‘The Law Commission of England and Wales is currently reviewing the property status of digital assets under English law. We look forward to their recommendations and we hope that they will address the urgent need to update succession law for the 21st century.’
The report was kindly sponsored by IQ-EQ.
You can download a copy of the report at https://www.step.org/research-reports/digital-assets-call-action.
Advice to families on how they can best plan for and manage their digital assets can be found at https://advisingfamilies.org/uk/wp-content/uploads/sites/2/2017/03/Digital_Assets_Public_Guide.pdf.
Notes to editors:
- STEP and the Microsoft-funded Cloud Legal Project at Queen Mary University of London collaborated on a joint research project into estate practitioner views on, and experiences with, digital assets
- The aim was to understand the extent to which practitioners deal with digital assets; the risks and challenges posed by digital assets to estate planning and administration; and the measures practitioners are taking to assist clients
- A survey sent to STEP members globally elicited more than 500 responses from a range of practitioners across the estate and wealth planning sectors
- A list of digital assets includes but is not limited to the below. Full advice can be found on the STEP website here.
- Financial information
- E-mail, contacts and calendar
- Social media accounts and data
- Personal and sentimental items like photos, videos and purchased media
- Digital items that may have a value, now or in the future
- Hardware that requires passwords or codes, eg phones, tablets
For more information on any of these issues, please contact Nick Reading or Caroline Merrell at Citigate Dewe Rogerson.
Nick Reading, Mobile 07702 718740, [email protected].
Caroline Merrell, Mobile 07852 210329, [email protected].
To arrange an interview with any of the report authors from Queen Mary University of London, please contact Laurence Leong, senior media relations officer, [email protected].
STEP is the global professional association for practitioners who specialise in family inheritance and succession planning. STEP works to improve public understanding of the issues families face in this area and promotes education and high professional standards among its members. STEP members help families plan for their futures, from drafting wills to issues surrounding international families, protection of the vulnerable, family businesses and philanthropic giving. Full STEP members, known as TEPs, are internationally recognised as experts in their field, with proven qualifications and experience.
About the Cloud Legal Project at Queen Mary University of London:
Professor Christopher Millard and Dave Michels are members of the Cloud Legal Project (CLP) at Queen Mary University of London (see www.cloudlegal.ccls.qmul.ac.uk/). The CLP was launched in 2009 by members of the Centre for Commercial Law Studies (CCLS) at Queen Mary University of London, with generous financial support from Microsoft Corporation. Since 2014, the CLP has collaborated with the Department of Computer Science and Technology at the University of Cambridge, as part of the Microsoft Cloud Computing Research Centre (see www.mccrc.org).

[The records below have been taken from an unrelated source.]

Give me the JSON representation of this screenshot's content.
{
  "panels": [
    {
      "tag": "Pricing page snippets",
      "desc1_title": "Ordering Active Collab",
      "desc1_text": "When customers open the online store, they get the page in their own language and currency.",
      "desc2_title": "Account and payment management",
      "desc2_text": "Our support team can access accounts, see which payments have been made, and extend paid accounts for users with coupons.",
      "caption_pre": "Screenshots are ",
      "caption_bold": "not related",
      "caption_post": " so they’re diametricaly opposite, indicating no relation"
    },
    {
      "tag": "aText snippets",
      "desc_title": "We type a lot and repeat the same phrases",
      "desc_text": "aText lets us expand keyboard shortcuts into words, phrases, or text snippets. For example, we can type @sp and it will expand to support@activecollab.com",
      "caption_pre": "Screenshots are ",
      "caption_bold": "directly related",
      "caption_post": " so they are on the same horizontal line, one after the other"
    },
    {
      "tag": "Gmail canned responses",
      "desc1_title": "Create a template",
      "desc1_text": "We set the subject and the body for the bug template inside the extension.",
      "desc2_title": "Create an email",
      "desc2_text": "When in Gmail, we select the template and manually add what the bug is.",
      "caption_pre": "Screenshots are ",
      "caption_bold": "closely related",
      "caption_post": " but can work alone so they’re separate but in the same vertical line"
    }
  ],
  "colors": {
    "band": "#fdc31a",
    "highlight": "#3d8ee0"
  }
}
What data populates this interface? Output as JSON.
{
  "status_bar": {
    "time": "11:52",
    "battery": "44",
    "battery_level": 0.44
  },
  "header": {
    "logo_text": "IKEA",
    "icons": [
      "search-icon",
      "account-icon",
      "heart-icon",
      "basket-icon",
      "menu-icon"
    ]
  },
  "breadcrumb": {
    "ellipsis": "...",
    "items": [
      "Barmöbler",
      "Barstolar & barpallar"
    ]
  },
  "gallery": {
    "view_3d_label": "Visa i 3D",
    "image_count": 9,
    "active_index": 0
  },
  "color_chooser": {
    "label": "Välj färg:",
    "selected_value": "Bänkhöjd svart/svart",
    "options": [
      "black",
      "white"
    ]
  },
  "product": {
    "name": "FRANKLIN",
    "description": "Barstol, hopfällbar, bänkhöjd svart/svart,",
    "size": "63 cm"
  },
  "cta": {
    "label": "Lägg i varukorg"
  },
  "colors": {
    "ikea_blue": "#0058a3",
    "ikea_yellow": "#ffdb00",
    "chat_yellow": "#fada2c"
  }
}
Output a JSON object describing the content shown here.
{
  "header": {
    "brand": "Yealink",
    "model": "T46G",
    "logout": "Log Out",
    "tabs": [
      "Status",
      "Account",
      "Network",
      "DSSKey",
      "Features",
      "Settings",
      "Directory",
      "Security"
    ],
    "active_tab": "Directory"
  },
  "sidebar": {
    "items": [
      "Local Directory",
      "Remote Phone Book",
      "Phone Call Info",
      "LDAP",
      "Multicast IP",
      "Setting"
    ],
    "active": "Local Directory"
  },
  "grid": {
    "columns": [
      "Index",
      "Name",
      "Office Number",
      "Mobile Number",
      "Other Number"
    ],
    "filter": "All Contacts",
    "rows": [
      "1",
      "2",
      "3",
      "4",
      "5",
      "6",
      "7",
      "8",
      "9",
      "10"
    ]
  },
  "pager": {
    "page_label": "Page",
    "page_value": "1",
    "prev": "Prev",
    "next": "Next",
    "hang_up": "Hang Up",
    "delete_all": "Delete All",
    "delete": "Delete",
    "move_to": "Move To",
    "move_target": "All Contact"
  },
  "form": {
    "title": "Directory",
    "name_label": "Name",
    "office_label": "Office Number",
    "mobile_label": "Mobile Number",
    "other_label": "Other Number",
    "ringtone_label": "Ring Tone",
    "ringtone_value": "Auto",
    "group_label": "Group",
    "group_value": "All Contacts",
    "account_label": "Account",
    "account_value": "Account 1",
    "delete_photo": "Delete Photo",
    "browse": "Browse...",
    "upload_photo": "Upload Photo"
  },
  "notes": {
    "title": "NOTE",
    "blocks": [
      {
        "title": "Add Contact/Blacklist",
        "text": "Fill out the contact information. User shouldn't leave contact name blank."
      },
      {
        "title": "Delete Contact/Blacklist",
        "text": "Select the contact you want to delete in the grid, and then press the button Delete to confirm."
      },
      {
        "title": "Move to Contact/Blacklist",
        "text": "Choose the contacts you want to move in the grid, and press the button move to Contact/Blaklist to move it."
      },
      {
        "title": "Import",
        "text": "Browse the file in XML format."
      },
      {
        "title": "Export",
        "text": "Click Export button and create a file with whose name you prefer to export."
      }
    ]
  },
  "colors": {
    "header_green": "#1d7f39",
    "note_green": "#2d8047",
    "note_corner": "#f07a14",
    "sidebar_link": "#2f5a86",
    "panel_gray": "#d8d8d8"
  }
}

Queen Mary University of London is a world-leading research-intensive university with over 25,000 students representing more than 160 nationalities.
A member of the prestigious Russell Group, we work across the humanities and social sciences, medicine and dentistry, and science and engineering, with inspirational teaching directly informed by our research.
In the most recent exercise that rated research in the UK, we were ranked fifth in the country for the proportion of research outputs that were world-leading or internationally excellent. We offer more than 240 degree programmes and our reputation for excellent teaching was rewarded with a silver in the 2017 Teaching Excellence Framework (TEF) awards.
Queen Mary’s history dates back to 1785, with the foundation of the London Hospital Medical College. Our history also encompasses the establishment of the People’s Palace in 1887, which brought accessible education, culture and recreation to the East End of London. We also have roots in Westfield College, one of the first colleges to provide higher education to women.